As commenters have noted, Arwen was not originally intended to encounter Frodo in this scene. Peter Jackson substituted her for Glorfindel, probably for a few reasons (the romantic subplot makes sense, as does removing an appearance of an otherwise redundant character1).
One possibility is that Arwen is using an elvish spell, like the one she used to rouse the river and foil the Black Riders. Considering that magic in Lord of the Rings is a very specialized thing, I find this unlikely, but it's most consistent with the dialogue. The "grace" she refers to may be this magical gift, or it may refer to her elven immortality, which she may have shared with Frodo to help him survive long enough for Elrond to heal him fully.
The more logical explanation is that Arwen, as Elrond's daughter, was simply a better healer than Aragorn and not as good as her father. The "grace" would then be her healing skill, which she used to stabilize Frodo long enough to get him to Elrond, and the white light we see is a visual representation of Frodo going into a coma as a result of his poisoning. This makes more sense in the context of the world, but is inconsistent with the dialogue and actions of Arwen.
Desolation of Smaug confirms this part of the theory. When Kíli is suffering from the Morgul poison, he briefly sees Tauriel standing with a bright white light behind her. Since Tauriel is earlier confirmed to be a Silvan elf, and therefore had no ancestors in Valinor, there's no other explanation for this shared phenomena (unless you assume that Frodo was in love with Arwen which, outside of fanfiction, isn't going to hold water)
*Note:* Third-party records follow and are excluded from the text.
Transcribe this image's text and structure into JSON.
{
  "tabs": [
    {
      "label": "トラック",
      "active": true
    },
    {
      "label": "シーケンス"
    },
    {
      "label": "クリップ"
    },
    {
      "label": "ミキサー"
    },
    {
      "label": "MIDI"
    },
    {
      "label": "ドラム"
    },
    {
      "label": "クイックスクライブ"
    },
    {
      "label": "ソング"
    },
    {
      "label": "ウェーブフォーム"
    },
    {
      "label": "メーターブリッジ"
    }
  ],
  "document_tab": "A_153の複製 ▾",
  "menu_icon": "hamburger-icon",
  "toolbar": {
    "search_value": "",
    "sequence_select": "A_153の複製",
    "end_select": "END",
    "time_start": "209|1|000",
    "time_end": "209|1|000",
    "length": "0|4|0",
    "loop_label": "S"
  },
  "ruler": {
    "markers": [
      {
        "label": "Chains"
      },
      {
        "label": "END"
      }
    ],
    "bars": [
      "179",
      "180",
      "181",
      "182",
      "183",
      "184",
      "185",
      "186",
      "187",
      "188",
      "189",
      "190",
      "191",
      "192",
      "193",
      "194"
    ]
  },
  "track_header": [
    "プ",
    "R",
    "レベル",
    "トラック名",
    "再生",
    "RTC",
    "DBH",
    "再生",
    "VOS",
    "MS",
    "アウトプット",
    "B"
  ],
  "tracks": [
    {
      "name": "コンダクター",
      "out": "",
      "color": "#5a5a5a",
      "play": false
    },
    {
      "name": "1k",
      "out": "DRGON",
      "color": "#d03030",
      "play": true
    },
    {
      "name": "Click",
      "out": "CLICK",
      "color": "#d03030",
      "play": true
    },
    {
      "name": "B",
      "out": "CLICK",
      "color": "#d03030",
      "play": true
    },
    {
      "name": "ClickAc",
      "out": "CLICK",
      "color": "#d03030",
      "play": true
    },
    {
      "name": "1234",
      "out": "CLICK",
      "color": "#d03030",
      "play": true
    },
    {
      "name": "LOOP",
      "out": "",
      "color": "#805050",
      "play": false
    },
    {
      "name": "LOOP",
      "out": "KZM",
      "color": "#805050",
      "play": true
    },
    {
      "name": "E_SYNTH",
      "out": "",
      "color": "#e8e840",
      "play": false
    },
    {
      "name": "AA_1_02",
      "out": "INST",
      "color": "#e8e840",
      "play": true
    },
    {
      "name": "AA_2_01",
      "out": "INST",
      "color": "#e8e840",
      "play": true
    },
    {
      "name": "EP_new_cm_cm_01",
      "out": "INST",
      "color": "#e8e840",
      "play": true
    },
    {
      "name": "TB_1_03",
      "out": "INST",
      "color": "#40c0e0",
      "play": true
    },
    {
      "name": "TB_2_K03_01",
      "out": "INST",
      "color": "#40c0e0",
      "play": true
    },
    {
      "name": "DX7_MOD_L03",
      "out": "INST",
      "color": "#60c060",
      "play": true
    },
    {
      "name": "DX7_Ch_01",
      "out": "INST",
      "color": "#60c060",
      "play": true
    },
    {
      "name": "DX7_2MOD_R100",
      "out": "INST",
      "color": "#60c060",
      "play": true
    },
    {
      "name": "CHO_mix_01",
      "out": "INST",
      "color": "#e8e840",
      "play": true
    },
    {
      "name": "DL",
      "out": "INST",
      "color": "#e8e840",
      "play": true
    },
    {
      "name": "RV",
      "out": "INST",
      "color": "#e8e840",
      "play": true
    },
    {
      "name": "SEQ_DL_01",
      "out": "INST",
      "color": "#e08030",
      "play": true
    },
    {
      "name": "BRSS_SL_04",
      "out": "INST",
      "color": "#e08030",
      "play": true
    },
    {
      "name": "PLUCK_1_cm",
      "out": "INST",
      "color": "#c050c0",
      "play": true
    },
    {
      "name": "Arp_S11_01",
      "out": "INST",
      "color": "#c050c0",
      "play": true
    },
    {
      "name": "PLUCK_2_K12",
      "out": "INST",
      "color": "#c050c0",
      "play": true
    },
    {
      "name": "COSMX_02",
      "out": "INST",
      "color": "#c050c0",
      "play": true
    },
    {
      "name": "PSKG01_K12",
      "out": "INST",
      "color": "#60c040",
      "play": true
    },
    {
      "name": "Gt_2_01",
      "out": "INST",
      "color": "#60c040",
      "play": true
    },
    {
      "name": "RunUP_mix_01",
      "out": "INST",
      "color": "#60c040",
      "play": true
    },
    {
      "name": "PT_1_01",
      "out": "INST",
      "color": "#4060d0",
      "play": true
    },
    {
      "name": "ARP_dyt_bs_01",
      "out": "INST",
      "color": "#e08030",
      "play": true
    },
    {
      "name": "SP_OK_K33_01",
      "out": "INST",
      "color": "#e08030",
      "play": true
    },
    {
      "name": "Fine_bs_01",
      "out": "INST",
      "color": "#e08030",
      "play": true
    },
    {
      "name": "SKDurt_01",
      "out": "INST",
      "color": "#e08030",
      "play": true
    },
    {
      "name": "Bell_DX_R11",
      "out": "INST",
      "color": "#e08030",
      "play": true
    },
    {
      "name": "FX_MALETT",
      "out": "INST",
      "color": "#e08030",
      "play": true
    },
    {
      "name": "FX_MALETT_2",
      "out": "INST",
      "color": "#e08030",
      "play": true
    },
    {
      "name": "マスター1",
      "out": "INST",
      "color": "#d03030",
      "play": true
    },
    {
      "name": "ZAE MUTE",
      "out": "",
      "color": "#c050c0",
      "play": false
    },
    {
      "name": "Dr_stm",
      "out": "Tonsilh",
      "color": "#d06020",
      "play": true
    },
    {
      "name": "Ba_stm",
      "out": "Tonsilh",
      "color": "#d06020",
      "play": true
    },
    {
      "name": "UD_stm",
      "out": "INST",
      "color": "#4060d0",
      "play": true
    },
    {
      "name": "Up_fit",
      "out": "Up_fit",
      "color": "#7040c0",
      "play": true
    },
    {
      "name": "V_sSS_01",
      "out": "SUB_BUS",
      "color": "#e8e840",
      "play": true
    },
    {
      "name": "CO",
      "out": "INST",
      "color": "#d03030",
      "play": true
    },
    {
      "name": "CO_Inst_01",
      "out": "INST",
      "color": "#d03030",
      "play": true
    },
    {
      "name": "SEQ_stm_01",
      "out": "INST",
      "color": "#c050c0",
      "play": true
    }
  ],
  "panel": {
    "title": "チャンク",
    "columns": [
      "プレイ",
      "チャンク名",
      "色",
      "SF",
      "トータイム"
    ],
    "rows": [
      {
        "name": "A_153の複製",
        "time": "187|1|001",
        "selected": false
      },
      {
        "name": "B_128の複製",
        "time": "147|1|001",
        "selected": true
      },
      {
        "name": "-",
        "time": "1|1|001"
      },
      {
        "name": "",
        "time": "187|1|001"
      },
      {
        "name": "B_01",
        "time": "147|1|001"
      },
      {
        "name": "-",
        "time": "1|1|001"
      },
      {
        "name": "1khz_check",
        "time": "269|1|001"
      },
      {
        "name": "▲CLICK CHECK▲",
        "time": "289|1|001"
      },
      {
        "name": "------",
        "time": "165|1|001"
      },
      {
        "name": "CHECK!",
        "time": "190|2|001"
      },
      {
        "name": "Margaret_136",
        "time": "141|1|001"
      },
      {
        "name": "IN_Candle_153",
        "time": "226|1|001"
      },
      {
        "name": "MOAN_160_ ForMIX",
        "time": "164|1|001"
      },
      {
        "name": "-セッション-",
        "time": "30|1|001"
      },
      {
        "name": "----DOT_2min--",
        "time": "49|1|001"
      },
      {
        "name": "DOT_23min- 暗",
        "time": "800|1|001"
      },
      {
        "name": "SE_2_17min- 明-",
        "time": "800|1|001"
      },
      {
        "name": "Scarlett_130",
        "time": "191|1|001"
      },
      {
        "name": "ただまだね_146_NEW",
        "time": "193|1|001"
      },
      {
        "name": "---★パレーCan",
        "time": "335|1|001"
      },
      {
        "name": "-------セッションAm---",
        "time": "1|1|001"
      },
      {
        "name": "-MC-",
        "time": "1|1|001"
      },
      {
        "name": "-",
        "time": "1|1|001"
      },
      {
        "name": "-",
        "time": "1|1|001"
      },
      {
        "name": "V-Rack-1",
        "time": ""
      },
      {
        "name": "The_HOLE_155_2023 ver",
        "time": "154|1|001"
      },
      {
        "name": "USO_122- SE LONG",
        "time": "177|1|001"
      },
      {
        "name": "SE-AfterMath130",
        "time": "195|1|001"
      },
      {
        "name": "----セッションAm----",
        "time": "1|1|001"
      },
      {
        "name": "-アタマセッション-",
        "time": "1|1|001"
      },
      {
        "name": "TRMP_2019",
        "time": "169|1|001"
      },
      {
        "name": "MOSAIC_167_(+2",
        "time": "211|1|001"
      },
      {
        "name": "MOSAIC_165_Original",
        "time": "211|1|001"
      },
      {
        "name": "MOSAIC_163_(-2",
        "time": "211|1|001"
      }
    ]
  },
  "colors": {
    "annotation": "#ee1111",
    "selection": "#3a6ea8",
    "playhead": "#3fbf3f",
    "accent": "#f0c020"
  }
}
1 Funny, related story: While he was writing the book, Tolkein was part of a writer's club called The Inklings, which included C.S. Lewis (Of The Chronicles of Narnia fame). All members of the group were writers, and they would often read their unfinished drafts to one another for critique. During one such reading of an early draft of one of the books, Inkling Hugo Dyson (A vocal critic of Tolkein's story) loudly exclaimed "Oh no, not another fucking elf." The exact quote is disputed, but the sentiment remains: too many friggin elves.